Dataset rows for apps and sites

·····

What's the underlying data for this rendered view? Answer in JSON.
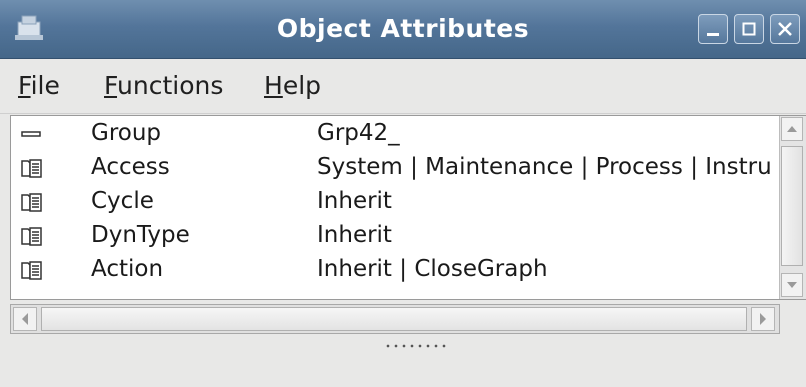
{
  "window": {
    "title": "Object Attributes",
    "buttons": [
      "minimize",
      "maximize",
      "close"
    ]
  },
  "menu": [
    {
      "mnemonic": "F",
      "rest": "ile"
    },
    {
      "mnemonic": "F",
      "rest": "unctions"
    },
    {
      "mnemonic": "H",
      "rest": "elp"
    }
  ],
  "attributes": [
    {
      "icon": "dash-icon",
      "name": "Group",
      "value": "Grp42_"
    },
    {
      "icon": "folder-list-icon",
      "name": "Access",
      "value": "System | Maintenance | Process | Instrument"
    },
    {
      "icon": "folder-list-icon",
      "name": "Cycle",
      "value": "Inherit"
    },
    {
      "icon": "folder-list-icon",
      "name": "DynType",
      "value": "Inherit"
    },
    {
      "icon": "folder-list-icon",
      "name": "Action",
      "value": "Inherit | CloseGraph"
    }
  ],
  "colors": {
    "titlebar": "#53759a",
    "title_text": "#ffffff",
    "background": "#e8e8e7",
    "list_background": "#ffffff"
  }
}
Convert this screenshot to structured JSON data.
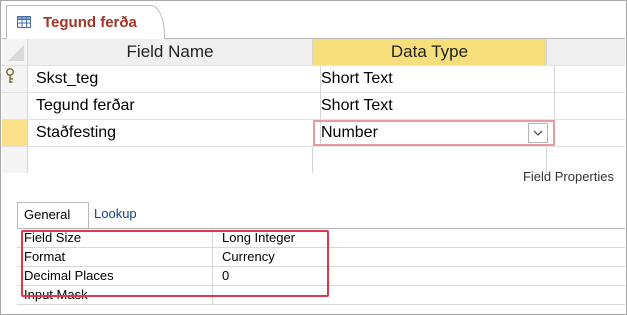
{
  "tab": {
    "title": "Tegund ferða"
  },
  "grid": {
    "headers": {
      "field_name": "Field Name",
      "data_type": "Data Type"
    },
    "rows": [
      {
        "field_name": "Skst_teg",
        "data_type": "Short Text",
        "primary_key": true
      },
      {
        "field_name": "Tegund ferðar",
        "data_type": "Short Text",
        "primary_key": false
      },
      {
        "field_name": "Staðfesting",
        "data_type": "Number",
        "primary_key": false,
        "selected": true
      }
    ]
  },
  "field_properties_label": "Field Properties",
  "property_tabs": [
    {
      "label": "General",
      "active": true
    },
    {
      "label": "Lookup",
      "active": false
    }
  ],
  "properties": [
    {
      "name": "Field Size",
      "value": "Long Integer"
    },
    {
      "name": "Format",
      "value": "Currency"
    },
    {
      "name": "Decimal Places",
      "value": "0"
    },
    {
      "name": "Input Mask",
      "value": ""
    }
  ],
  "colors": {
    "tab_title": "#a03528",
    "data_type_header": "#f6df7b",
    "current_row_selector": "#fbe08a",
    "highlight_box": "#e03a48"
  }
}
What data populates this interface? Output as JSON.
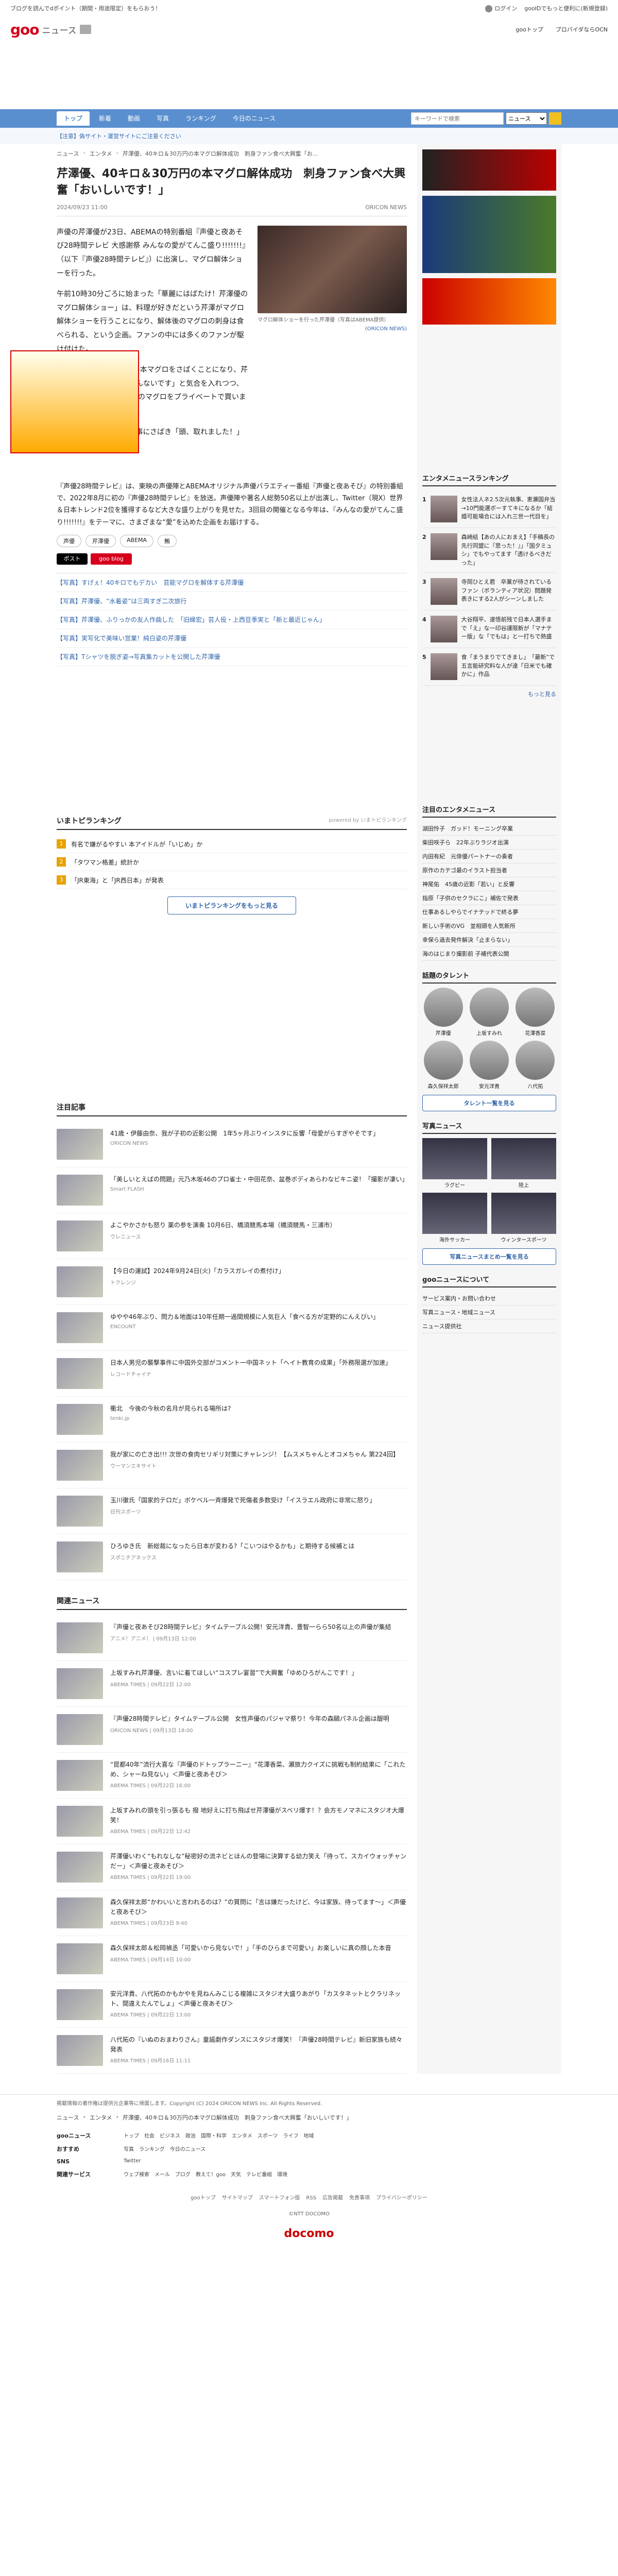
{
  "top_strip": {
    "promo": "ブログを読んでdポイント（期間・用途限定）をもらおう！",
    "login": "ログイン",
    "gooid": "gooIDでもっと便利に(新規登録)"
  },
  "logo": {
    "brand": "goo",
    "section": "ニュース"
  },
  "logo_links": [
    "gooトップ",
    "ブロバイダならOCN"
  ],
  "nav": {
    "tabs": [
      "トップ",
      "新着",
      "動画",
      "写真",
      "ランキング",
      "今日のニュース"
    ],
    "search_placeholder": "キーワードで検索",
    "search_scope": "ニュース"
  },
  "notice": "【注意】偽サイト・運営サイトにご注意ください",
  "breadcrumb": [
    "ニュース",
    "エンタメ",
    "芹澤優、40キロ＆30万円の本マグロ解体成功　刺身ファン食べ大興奮「お..."
  ],
  "article": {
    "title": "芹澤優、40キロ＆30万円の本マグロ解体成功　刺身ファン食べ大興奮「おいしいです！」",
    "date": "2024/09/23 11:00",
    "source": "ORICON NEWS",
    "paragraphs": [
      "声優の芹澤優が23日、ABEMAの特別番組『声優と夜あそび28時間テレビ 大感謝祭 みんなの愛がてんこ盛り!!!!!!!』（以下『声優28時間テレビ』）に出演し、マグロ解体ショーを行った。",
      "午前10時30分ごろに始まった「華麗にはばたけ！芹澤優のマグロ解体ショー」は、料理が好きだという芹澤がマグロ解体ショーを行うことになり、解体後のマグロの刺身は食べられる、という企画。ファンの中には多くのファンが駆け付けた。",
      "芹澤は約40キロ30万円の本マグロをさばくことになり、芹澤は「史上最大にくわかんないです」と気合を入れつつ、「この日のために10キロのマグロをプライベートで買いました」とも明かした。",
      "無事に解体されると、無事にさばき「頭、取れました！」とにっこり。"
    ],
    "photo_caption": "マグロ解体ショーを行った芹澤優（写真はABEMA提供）",
    "photo_credit": "(ORICON NEWS)",
    "closing": "『声優28時間テレビ』は、東映の声優陣とABEMAオリジナル声優バラエティー番組『声優と夜あそび』の特別番組で、2022年8月に初の『声優28時間テレビ』を放送。声優陣や著名人総勢50名以上が出演し、Twitter（現X）世界＆日本トレンド2位を獲得するなど大きな盛り上がりを見せた。3回目の開催となる今年は、『みんなの愛がてんこ盛り!!!!!!!』をテーマに、さまざまな“愛”を込めた企画をお届けする。",
    "tags": [
      "声優",
      "芹澤優",
      "ABEMA",
      "鮪"
    ],
    "share": [
      "ポスト",
      "goo blog"
    ],
    "related": [
      "【写真】すげぇ！40キロでもデカい　芸能マグロを解体する芹澤優",
      "【写真】芹澤優、“水着姿”は三両すぎ二次旅行",
      "【写真】芹澤優、ふりっかの友人作曲した　「旧縁宏」芸人役・上西豆季実と「新と最近じゃん」",
      "【写真】実写化で美味い営業！純白姿の芹澤優",
      "【写真】Tシャツを脱ぎ姿→写真集カットを公開した芹澤優"
    ]
  },
  "ranking": {
    "title": "いまトピランキング",
    "powered": "powered by いまトピランキング",
    "items": [
      "有名で嫌がるやすい 本アイドルが「いじめ」か",
      "「タワマン格差」統計か",
      "「JR東海」と「JR西日本」が発表"
    ],
    "more": "いまトピランキングをもっと見る"
  },
  "attention": {
    "title": "注目記事",
    "items": [
      {
        "t": "41歳・伊藤由奈、我が子初の近影公開　1年5ヶ月ぶりインスタに反響「母愛がらすぎやそです」",
        "s": "ORICON NEWS"
      },
      {
        "t": "「美しいとえばの問題」元乃木坂46のプロ雀士・中田花奈、盆巻ボディあらわなビキニ姿！「撮影が凄い」",
        "s": "Smart FLASH"
      },
      {
        "t": "よこやかさかも怒り 薬の参を演奏 10月6日、橋須競馬本場（橋須競馬・三浦市）",
        "s": "ウレニュース"
      },
      {
        "t": "【今日の運試】2024年9月24日(火)「カラスガレイの煮付け」",
        "s": "トクレンジ"
      },
      {
        "t": "ゆやや46年ぶり、問力＆地面は10年任期一過間規模に人気巨人「食べる方が定野的にんえびい」",
        "s": "ENCOUNT"
      },
      {
        "t": "日本人男児の襲撃事件に中国外交部がコメント一中国ネット「ヘイト教育の成果」「外務限選が加速」",
        "s": "レコードチャイナ"
      },
      {
        "t": "衝北　今後の今秋の名月が見られる場所は?",
        "s": "tenki.jp"
      },
      {
        "t": "我が家にの亡き出!!! 次世の食肉セリギリ対策にチャレンジ！【ムスメちゃんとオコメちゃん 第224回】",
        "s": "ウーマンエキサイト"
      },
      {
        "t": "玉川徹氏「国家的テロだ」ボケベル一斉爆発で死傷者多数受け「イスラエル政府に非常に怒り」",
        "s": "日刊スポーツ"
      },
      {
        "t": "ひろゆき氏　新総裁になったら日本が変わる?「こいつはやるかも」と期待する候補とは",
        "s": "スポニチアネックス"
      }
    ]
  },
  "related_news": {
    "title": "関連ニュース",
    "items": [
      {
        "t": "『声優と夜あそび28時間テレビ』タイムテーブル公開！安元洋貴、豊智一らら50名以上の声優が集結",
        "s": "アニメ！アニメ！ | 09月13日 12:00"
      },
      {
        "t": "上坂すみれ芹澤優、言いに着てほしい“コスプレ宴習”で大興奮「ゆめひろがんこです！」",
        "s": "ABEMA TIMES | 09月22日 12:00"
      },
      {
        "t": "『声優28時間テレビ』タイムテーブル公開　女性声優のパジャマ祭り！今年の森鷗パネル企画は醍明",
        "s": "ORICON NEWS | 09月13日 18:00"
      },
      {
        "t": "“昆都40年”流行大喜な『声優のドトップラーニー』“花澤香菜、瀬旅力クイズに挑戦も制約結果に「これため、シャーね見ない」＜声優と夜あそび＞",
        "s": "ABEMA TIMES | 09月22日 16:00"
      },
      {
        "t": "上坂すみれの頭を引っ張るも 撥 地好えに打ち飛ばせ芹澤優がスベリ爆す！？会方モノマネにスタジオ大爆笑！",
        "s": "ABEMA TIMES | 09月22日 12:42"
      },
      {
        "t": "芹澤優いわく“もれなしな”秘密好の流ネビとほんの登場に決算する幼力笑え「待って、スカイウォッチャンだー」＜声優と夜あそび＞",
        "s": "ABEMA TIMES | 09月22日 19:00"
      },
      {
        "t": "森久保祥太郎“かわいいと言われるのは？”の質問に「言は嫌だったけど、今は家族、待ってます〜」＜声優と夜あそび＞",
        "s": "ABEMA TIMES | 09月23日 9:40"
      },
      {
        "t": "森久保祥太郎＆松岡禎丞「可愛いから見ないで！」「手のひらまで可愛い」お楽しいに真の顔した本音",
        "s": "ABEMA TIMES | 09月14日 10:00"
      },
      {
        "t": "安元洋貴、八代拓のかもかやを見ねんみこじる複雑にスタジオ大盛りあがり「カスタネットとクラリネット、間違えたんでしょ」＜声優と夜あそび＞",
        "s": "ABEMA TIMES | 09月22日 13:00"
      },
      {
        "t": "八代拓の『いぬのおまわりさん』童謡劇作ダンスにスタジオ爆笑！『声優28時間テレビ』新旧家族も続々発表",
        "s": "ABEMA TIMES | 09月16日 11:11"
      }
    ]
  },
  "side": {
    "ent_rank_title": "エンタメニュースランキング",
    "ent_rank": [
      "女性法人ネ2.5次元執事、恵瀬国弁当→10門能選ボーすてキになるか「結婚可能場合には入れ三世一代目を」",
      "森崎結【あの人におまえ】「手稿長の先行同盟に『思った！』」「国夕ミュシ」でもやってます「透けるべきだった」",
      "寺岡ひとえ君　卒業が待されているファン（ボランティア状況）問題発表きにする2人がシーンしました",
      "大谷翔平、遂悟前残で日本人選手まで「え」な一印谷謹限新が「マナテー版」な「でもは」と一打ちで熱盛",
      "食「まうまりでてきまし」　「最新”で五言能研究料な人が達「日米でも確かに」作品"
    ],
    "more": "もっと見る",
    "ent_news_title": "注目のエンタメニュース",
    "ent_news": [
      "湖田怜子　ガッド！モーニング卒業",
      "柴田咲子ら　22年ぶりラジオ出演",
      "内田有紀　元俳優パートナーの奏者",
      "原作のカテゴ最のイラスト担当者",
      "神尾佑　45歳の近影「若い」と反響",
      "指原「子供のセクラにこ」補佐で発表",
      "仕事あるしやらでイナテッドで終る夢",
      "新しい手術のVG　並相頭を人気新所",
      "幸保ら過去発件解決「止まらない」",
      "海のはじまり撮影前 子補代表公開"
    ],
    "talent_title": "話題のタレント",
    "talents": [
      "芹澤優",
      "上坂すみれ",
      "花澤香菜",
      "森久保祥太郎",
      "安元洋貴",
      "八代拓"
    ],
    "talent_more": "タレント一覧を見る",
    "photo_title": "写真ニュース",
    "photos": [
      "ラグビー",
      "陸上",
      "海外サッカー",
      "ウィンタースポーツ"
    ],
    "photo_more": "写真ニュースまとめ一覧を見る",
    "about_title": "gooニュースについて",
    "about": [
      "サービス案内・お問い合わせ",
      "写真ニュース・地域ニュース",
      "ニュース提供社"
    ]
  },
  "footer": {
    "note": "掲載情報の著作権は提供元企業等に帰属します。Copyright (C) 2024 ORICON NEWS Inc. All Rights Reserved.",
    "breadcrumb": [
      "ニュース",
      "エンタメ",
      "芹澤優、40キロ＆30万円の本マグロ解体成功　刺身ファン食べ大興奮「おいしいです！」"
    ],
    "rows": [
      {
        "label": "gooニュース",
        "links": [
          "トップ",
          "社会",
          "ビジネス",
          "政治",
          "国際・科学",
          "エンタメ",
          "スポーツ",
          "ライフ",
          "地域"
        ]
      },
      {
        "label": "おすすめ",
        "links": [
          "写真",
          "ランキング",
          "今日のニュース"
        ]
      },
      {
        "label": "SNS",
        "links": [
          "Twitter"
        ]
      },
      {
        "label": "関連サービス",
        "links": [
          "ウェブ検索",
          "メール",
          "ブログ",
          "教えて！goo",
          "天気",
          "テレビ番組",
          "環境"
        ]
      }
    ],
    "legal": [
      "gooトップ",
      "サイトマップ",
      "スマートフォン版",
      "RSS",
      "広告掲載",
      "免責事項",
      "プライバシーポリシー"
    ],
    "copyright": "©NTT DOCOMO",
    "docomo": "docomo"
  },
  "colors": {
    "nav": "#5a8fcf",
    "brand": "#d6001c",
    "link": "#3366aa"
  }
}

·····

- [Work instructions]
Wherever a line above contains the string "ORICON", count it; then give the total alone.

- [Answer for this exercise]
5